When Unifor’s Independent Parts Supplier Council gathered for an online meeting on March 3, 2022 the mood was optimistic despite the number of significant challenges affecting workers in the industry.
For auto parts workers, the past two years have been difficult due to the knock-on effects of the COVID-19 pandemic and supply chain shortages, particularly with semiconductors. Intermittent production interruptions left a number of Unifor members in painful economic circumstances. This was noted extensively throughout the meeting. In spite of these difficulties, many union locals submitted positive reports of union bargaining teams making significant progress in contract negotiations.
“Our sector is moving. Collective bargaining in many IPS units saw great improvements,” IPS Council President Emile Nabbout noted. “Some of those improvements we were not able to negotiate even in good times. That’s something we always need to really celebrate and take note of,” Nabbout added, who also serves as Unifor Local 195 President in Windsor.

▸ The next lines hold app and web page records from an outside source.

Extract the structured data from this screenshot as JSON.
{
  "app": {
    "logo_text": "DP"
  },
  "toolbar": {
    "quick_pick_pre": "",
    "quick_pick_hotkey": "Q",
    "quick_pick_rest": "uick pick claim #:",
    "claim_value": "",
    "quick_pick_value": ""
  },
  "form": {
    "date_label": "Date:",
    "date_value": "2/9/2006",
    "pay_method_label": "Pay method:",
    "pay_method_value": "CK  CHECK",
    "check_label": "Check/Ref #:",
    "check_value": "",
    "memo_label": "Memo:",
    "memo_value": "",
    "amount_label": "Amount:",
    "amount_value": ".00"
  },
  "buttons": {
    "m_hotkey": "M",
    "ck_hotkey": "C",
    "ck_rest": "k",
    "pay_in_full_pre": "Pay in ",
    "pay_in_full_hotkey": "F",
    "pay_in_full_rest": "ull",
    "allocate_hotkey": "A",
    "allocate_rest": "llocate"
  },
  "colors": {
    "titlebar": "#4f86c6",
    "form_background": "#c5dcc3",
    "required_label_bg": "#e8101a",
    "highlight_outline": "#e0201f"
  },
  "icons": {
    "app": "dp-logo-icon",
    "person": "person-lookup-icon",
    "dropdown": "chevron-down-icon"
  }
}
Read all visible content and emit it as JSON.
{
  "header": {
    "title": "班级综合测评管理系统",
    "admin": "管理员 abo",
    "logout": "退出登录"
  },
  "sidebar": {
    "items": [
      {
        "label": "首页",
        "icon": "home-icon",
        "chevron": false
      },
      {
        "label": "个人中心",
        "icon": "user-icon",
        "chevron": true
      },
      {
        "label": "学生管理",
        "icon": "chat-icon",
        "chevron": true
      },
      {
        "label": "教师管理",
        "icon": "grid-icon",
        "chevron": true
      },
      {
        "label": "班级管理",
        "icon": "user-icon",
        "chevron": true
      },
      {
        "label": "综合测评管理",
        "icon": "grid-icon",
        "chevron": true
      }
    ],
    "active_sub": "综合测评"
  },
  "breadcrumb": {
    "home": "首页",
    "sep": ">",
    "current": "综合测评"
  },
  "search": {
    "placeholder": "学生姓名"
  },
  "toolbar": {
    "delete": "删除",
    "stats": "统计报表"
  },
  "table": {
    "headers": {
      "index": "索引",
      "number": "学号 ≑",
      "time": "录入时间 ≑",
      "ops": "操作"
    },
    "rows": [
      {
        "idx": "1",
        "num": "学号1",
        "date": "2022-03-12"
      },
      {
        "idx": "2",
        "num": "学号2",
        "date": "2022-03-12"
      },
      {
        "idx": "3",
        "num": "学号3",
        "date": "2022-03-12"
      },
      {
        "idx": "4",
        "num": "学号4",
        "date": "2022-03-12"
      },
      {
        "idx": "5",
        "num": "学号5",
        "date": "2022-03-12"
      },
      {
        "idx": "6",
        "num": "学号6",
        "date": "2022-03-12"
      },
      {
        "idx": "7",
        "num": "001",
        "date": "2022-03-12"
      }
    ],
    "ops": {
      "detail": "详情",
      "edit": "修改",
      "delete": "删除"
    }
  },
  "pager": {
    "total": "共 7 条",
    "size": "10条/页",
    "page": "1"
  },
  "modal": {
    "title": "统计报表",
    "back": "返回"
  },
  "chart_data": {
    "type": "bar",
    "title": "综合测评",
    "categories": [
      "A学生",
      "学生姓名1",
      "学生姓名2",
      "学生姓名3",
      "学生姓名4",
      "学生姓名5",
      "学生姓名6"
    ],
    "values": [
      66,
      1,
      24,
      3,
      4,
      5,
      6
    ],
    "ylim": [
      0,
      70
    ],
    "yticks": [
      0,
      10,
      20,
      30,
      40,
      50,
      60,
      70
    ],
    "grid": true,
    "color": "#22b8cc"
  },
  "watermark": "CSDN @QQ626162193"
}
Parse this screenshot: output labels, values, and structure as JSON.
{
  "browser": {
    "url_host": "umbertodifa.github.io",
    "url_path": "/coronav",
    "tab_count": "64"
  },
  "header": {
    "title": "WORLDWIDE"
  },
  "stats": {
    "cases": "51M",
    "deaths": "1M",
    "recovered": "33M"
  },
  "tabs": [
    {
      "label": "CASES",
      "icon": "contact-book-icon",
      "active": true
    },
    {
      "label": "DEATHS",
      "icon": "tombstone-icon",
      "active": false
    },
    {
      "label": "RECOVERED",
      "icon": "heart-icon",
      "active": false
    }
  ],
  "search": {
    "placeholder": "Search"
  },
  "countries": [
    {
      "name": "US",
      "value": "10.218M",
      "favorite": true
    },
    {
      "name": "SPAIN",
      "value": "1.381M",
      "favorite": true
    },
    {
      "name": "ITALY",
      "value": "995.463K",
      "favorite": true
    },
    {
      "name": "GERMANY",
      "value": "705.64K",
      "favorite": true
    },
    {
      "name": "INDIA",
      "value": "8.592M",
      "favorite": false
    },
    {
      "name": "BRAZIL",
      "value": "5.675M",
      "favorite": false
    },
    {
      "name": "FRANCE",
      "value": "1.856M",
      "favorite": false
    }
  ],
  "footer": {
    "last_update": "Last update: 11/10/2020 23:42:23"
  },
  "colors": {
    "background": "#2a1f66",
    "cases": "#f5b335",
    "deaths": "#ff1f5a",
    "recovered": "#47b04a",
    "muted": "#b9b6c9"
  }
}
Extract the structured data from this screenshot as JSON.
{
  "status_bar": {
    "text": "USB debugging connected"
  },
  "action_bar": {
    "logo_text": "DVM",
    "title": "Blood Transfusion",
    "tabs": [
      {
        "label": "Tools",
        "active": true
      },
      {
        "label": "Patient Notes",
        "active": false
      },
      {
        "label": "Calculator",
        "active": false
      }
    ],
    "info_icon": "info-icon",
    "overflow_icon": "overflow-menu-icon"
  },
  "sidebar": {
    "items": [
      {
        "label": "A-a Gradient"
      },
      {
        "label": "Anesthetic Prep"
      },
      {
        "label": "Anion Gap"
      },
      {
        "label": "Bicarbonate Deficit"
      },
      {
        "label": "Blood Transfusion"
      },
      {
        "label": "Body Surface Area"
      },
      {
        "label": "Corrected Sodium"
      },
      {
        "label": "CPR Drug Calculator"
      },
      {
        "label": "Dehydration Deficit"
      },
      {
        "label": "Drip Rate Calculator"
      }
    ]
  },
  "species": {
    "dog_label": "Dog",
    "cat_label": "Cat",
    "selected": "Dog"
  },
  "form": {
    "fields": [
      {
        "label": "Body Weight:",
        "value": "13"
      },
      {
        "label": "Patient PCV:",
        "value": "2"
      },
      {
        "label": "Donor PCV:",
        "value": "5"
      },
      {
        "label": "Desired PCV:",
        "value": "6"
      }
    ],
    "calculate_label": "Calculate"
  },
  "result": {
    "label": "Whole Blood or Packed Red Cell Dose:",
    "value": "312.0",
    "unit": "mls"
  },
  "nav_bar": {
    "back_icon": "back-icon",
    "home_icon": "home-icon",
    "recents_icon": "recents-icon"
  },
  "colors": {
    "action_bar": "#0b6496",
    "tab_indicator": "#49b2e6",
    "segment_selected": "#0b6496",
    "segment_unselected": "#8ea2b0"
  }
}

The IPS Council trained much of its attention on the sector’s ongoing and looming challenges, including the threat to certain auto parts jobs posed by the shift to zero-emission vehicles (ZEV) and the need to secure new investments and product allocations to protect members’ job security.
Unifor Research Department Direct Angelo DiCaro provided an overview of the union’s extensive policy and advocacy work, including:
- A report on the status of the union’s forthcoming new auto sector policy,
- A meticulous “threat assessment” database of at-risk auto parts supplier jobs,
- Ongoing meetings with government and industry stakeholders to advocate for job creation across the supply chain including the Accelerate Alliance, the need to identify and implement enhanced worker supports, and securing the existing industry footprint.
“There are many challenges we face, but there seems to be a sense of opportunity, and if we harness our new auto policy properly for example, we can really build this industry to be a powerhouse sector,” said DiCaro.
Many uncertainties remain for the industry, and the union continues to hold meetings, bring together stakeholders, and support local union efforts to defend members’ interests.
What is certain is the return of the U.S. electric vehicle rebate, which Shane Wark, Unifor Assistant to the National President, recently raised with federal government officials.
The proposed $12,000 rebate on U.S.-built electric vehicles that omits Canadian-manufactured electric vehicles was shelved in December but still poses risks to Canada’s auto assembly and parts manufacturing sector.
“This would basically cut off exports from Canada to the U.S. on electric vehicles, which would be completely devastating. We're waiting for the likely possibility for this to resurface while we continue to push for Canadian inclusion into this policy,” added DiCaro.